» **WORK TO COMPLETE**:
Word for word, reproduce all entries below, leaving every picture out.

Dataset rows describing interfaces

⁂

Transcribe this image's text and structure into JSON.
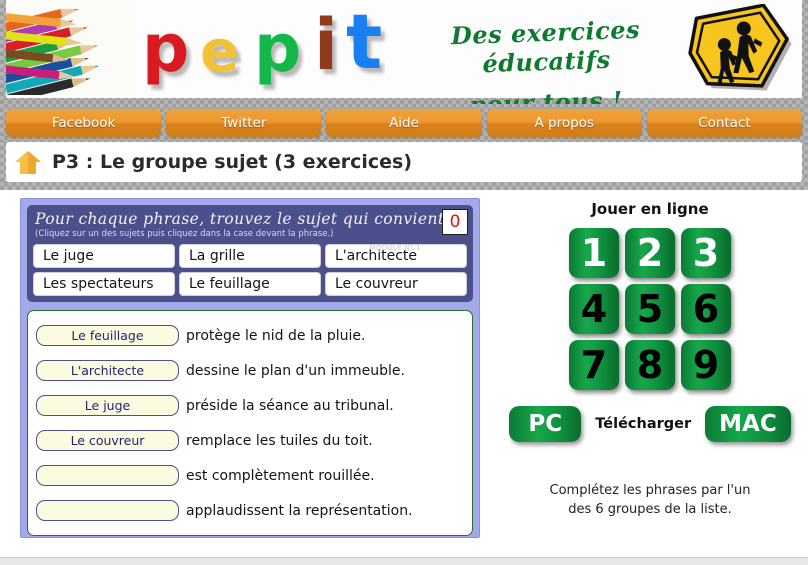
{
  "banner": {
    "logo_letters": [
      {
        "char": "p",
        "color": "#d81b20"
      },
      {
        "char": "e",
        "color": "#f2c236"
      },
      {
        "char": "p",
        "color": "#14b84a"
      },
      {
        "char": "i",
        "color": "#8f3a1c"
      },
      {
        "char": "t",
        "color": "#1a7ff0"
      }
    ],
    "slogan_line1": "Des exercices éducatifs",
    "slogan_line2": "pour tous !",
    "pencils_alt": "colored-pencils-photo",
    "roadsign_alt": "school-crossing-sign"
  },
  "nav": {
    "items": [
      {
        "label": "Facebook"
      },
      {
        "label": "Twitter"
      },
      {
        "label": "Aide"
      },
      {
        "label": "A propos"
      },
      {
        "label": "Contact"
      }
    ]
  },
  "title_bar": {
    "home_icon": "house-icon",
    "title": "P3 : Le groupe sujet (3 exercices)"
  },
  "exercise": {
    "instruction": "Pour chaque phrase, trouvez le sujet qui convient.",
    "sub_instruction": "(Cliquez sur un des sujets puis cliquez dans la case devant la phrase.)",
    "module_label": "MODULE N° 1",
    "score": "0",
    "choices": [
      "Le juge",
      "La grille",
      "L'architecte",
      "Les spectateurs",
      "Le feuillage",
      "Le couvreur"
    ],
    "sentences": [
      {
        "slot": "Le feuillage",
        "text": "protège le nid de la pluie."
      },
      {
        "slot": "L'architecte",
        "text": "dessine le plan d'un immeuble."
      },
      {
        "slot": "Le juge",
        "text": "préside la séance au tribunal."
      },
      {
        "slot": "Le couvreur",
        "text": "remplace les tuiles du toit."
      },
      {
        "slot": "",
        "text": "est complètement rouillée."
      },
      {
        "slot": "",
        "text": "applaudissent la représentation."
      }
    ]
  },
  "right_panel": {
    "play_title": "Jouer en ligne",
    "numbers": [
      {
        "label": "1",
        "style": "white"
      },
      {
        "label": "2",
        "style": "white"
      },
      {
        "label": "3",
        "style": "white"
      },
      {
        "label": "4",
        "style": "black"
      },
      {
        "label": "5",
        "style": "black"
      },
      {
        "label": "6",
        "style": "black"
      },
      {
        "label": "7",
        "style": "black"
      },
      {
        "label": "8",
        "style": "black"
      },
      {
        "label": "9",
        "style": "black"
      }
    ],
    "pc_label": "PC",
    "download_label": "Télécharger",
    "mac_label": "MAC",
    "hint_line1": "Complétez les phrases par l'un",
    "hint_line2": "des 6 groupes de la liste."
  },
  "colors": {
    "nav_orange": "#eb9a2f",
    "applet_border": "#a3a8e8",
    "header_navy": "#4b4f8c",
    "green_button": "#0e8c3c",
    "score_red": "#e51414",
    "slot_yellow": "#fbfbe0"
  }
}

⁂

» **OUTPUT FOR THIS EXERCISE**:
Transcribe this image's text and structure into JSON.
{
  "banner": {
    "logo_letters": [
      {
        "char": "p",
        "color": "#d81b20"
      },
      {
        "char": "e",
        "color": "#f2c236"
      },
      {
        "char": "p",
        "color": "#14b84a"
      },
      {
        "char": "i",
        "color": "#8f3a1c"
      },
      {
        "char": "t",
        "color": "#1a7ff0"
      }
    ],
    "slogan_line1": "Des exercices éducatifs",
    "slogan_line2": "pour tous !",
    "pencils_alt": "colored-pencils-photo",
    "roadsign_alt": "school-crossing-sign"
  },
  "nav": {
    "items": [
      {
        "label": "Facebook"
      },
      {
        "label": "Twitter"
      },
      {
        "label": "Aide"
      },
      {
        "label": "A propos"
      },
      {
        "label": "Contact"
      }
    ]
  },
  "title_bar": {
    "home_icon": "house-icon",
    "title": "P3 : Le groupe sujet (3 exercices)"
  },
  "exercise": {
    "instruction": "Pour chaque phrase, trouvez le sujet qui convient.",
    "sub_instruction": "(Cliquez sur un des sujets puis cliquez dans la case devant la phrase.)",
    "module_label": "MODULE N° 1",
    "score": "0",
    "choices": [
      "Le juge",
      "La grille",
      "L'architecte",
      "Les spectateurs",
      "Le feuillage",
      "Le couvreur"
    ],
    "sentences": [
      {
        "slot": "Le feuillage",
        "text": "protège le nid de la pluie."
      },
      {
        "slot": "L'architecte",
        "text": "dessine le plan d'un immeuble."
      },
      {
        "slot": "Le juge",
        "text": "préside la séance au tribunal."
      },
      {
        "slot": "Le couvreur",
        "text": "remplace les tuiles du toit."
      },
      {
        "slot": "",
        "text": "est complètement rouillée."
      },
      {
        "slot": "",
        "text": "applaudissent la représentation."
      }
    ]
  },
  "right_panel": {
    "play_title": "Jouer en ligne",
    "numbers": [
      {
        "label": "1",
        "style": "white"
      },
      {
        "label": "2",
        "style": "white"
      },
      {
        "label": "3",
        "style": "white"
      },
      {
        "label": "4",
        "style": "black"
      },
      {
        "label": "5",
        "style": "black"
      },
      {
        "label": "6",
        "style": "black"
      },
      {
        "label": "7",
        "style": "black"
      },
      {
        "label": "8",
        "style": "black"
      },
      {
        "label": "9",
        "style": "black"
      }
    ],
    "pc_label": "PC",
    "download_label": "Télécharger",
    "mac_label": "MAC",
    "hint_line1": "Complétez les phrases par l'un",
    "hint_line2": "des 6 groupes de la liste."
  },
  "colors": {
    "nav_orange": "#eb9a2f",
    "applet_border": "#a3a8e8",
    "header_navy": "#4b4f8c",
    "green_button": "#0e8c3c",
    "score_red": "#e51414",
    "slot_yellow": "#fbfbe0"
  }
}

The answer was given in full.